Right at this very moment there are over a hundred wildfires raging on in the Artic region, which I had discussed in my previous article “The Arctic is burning: how will it affect us”, which was covered in the 5 August issue of The Global New Light of Myanmar. There I had mentioned of the unprecedented heat-wave causing the Arctic to burn and cause the polar ice to break up and melt at alarming rates. This plus the melting of the Antarctic and the mountain glaciers around the world that had been going on for quite sometimes now, would certainly raise the ocean levels significantly and in turn expedite the sinking of the low-lying places along the coastlines. Thus it is undeniable that the climate change is “the threat multiplier” to the existing problems.
Lessons to be learned from others’ experiences
It would be worth mentioning what our neighbour, Thailand had done and is doing to control the floods, which ravaged their country every year. There are numerous dams and diversion weirs, dykes and pumping stations built in places that are prone to flooding. These infrastructures proved to be very efficient and effective. They are building coastal dykes and retaining walls to deter erosions of the coastline caused by storm surges and also at the river mouths to prevent sea water surging inland during the storms that are frequent in the Gulf of Thailand.
One good example of such an undertaking is a 10 kilometer long coastal dyke at the mouth of the Chao Phraya River. The project started back in 1992, to prevent floods and defend against storm surges reaching Samut Prakan, where an industrial estate is located. The construction was done on a stretch of very soft mud flat, which usually is submerged at high tides. As the soil over which the dyke was built is too soft and such a project was the first of its kind, a German consultancy firm was hired to oversee the foundation treatment using a new technology not yet familiar in Thailand, then. Today, the said coastal dyke is still serving its purposes efficiently. I learned about that dyke from a Myanmar water resources engineer, who undertook the construction of that dyke as a project manager.
In anticipation of the looming ocean rises, our country too should take the example of Thailand and consider building coastal dykes at the major river mouths, namely the Ayeyarwady River delta entrances, the Yangon River, the Ngawun or Pathein River, the Salween River and the Kaladan River in Rakhine, for instance. Here to drive home my point, allow me to briefly mention the tidal conditions in the Yangon River. The tidal range, the difference between the heights of low and high tides, is about 20 feet average in normal circumstances, if I remember correctly. There could be a couple of feet more during the extra-ordinarly high tides, thus during such times the low lying places in Yangon were usually submerged, in the past, but in recent days those conditions seem to have improved.
However, we should not ignore the fact that sea levels are expected to rise rapidly unless global warming is maintained at 1.5°C or lower, above the pre-industrial levels, an ambitious target set by the Paris climate agreement (COP21). Thus, with the worsening climate change, the effect of the rising sea levels due to the melting of ice glaciers could exacerbate the floods in Yangon area in the near future.

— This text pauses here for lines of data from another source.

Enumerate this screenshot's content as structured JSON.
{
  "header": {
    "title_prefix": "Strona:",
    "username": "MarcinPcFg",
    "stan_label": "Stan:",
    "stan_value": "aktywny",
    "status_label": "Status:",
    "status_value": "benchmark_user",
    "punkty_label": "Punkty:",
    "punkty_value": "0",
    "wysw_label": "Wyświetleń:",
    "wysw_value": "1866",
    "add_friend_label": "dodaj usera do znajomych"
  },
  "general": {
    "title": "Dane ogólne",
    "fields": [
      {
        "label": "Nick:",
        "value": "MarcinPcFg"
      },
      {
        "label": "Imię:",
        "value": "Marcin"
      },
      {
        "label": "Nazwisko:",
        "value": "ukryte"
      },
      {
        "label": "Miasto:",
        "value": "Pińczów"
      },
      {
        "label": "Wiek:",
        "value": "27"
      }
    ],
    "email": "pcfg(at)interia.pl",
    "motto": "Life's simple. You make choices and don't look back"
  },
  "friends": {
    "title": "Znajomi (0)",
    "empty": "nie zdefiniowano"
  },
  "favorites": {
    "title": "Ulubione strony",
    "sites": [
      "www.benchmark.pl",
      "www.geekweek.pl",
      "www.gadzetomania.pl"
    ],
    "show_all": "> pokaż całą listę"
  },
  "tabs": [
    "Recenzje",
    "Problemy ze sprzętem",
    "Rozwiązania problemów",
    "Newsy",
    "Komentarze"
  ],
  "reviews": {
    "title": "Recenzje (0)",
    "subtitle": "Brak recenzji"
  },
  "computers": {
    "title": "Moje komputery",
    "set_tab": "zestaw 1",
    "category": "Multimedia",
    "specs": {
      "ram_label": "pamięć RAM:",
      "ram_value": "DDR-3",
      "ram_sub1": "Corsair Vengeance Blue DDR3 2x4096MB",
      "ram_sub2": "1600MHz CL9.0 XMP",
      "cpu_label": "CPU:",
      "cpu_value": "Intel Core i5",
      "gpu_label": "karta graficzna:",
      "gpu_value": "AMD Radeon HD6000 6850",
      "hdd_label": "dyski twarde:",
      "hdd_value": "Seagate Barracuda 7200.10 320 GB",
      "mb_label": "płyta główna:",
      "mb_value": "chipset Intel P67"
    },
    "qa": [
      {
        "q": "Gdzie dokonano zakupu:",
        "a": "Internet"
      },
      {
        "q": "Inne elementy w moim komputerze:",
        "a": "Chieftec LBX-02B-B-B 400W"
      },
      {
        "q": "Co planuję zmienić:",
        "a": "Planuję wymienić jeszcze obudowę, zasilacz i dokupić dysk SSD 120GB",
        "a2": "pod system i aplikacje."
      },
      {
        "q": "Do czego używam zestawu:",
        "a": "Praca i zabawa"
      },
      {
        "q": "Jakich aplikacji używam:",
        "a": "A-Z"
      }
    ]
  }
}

To my knowledge, our Irrigation Department at one time had planned to build such coastal dykes at the entrances to the Ayeyarwady delta. I knew this for a fact, because in 1984 I had helped someone to translate that plan written in English into Burmese. If it should have been implemented, the loss of lives and properties due to Cyclone Nargis would be far less.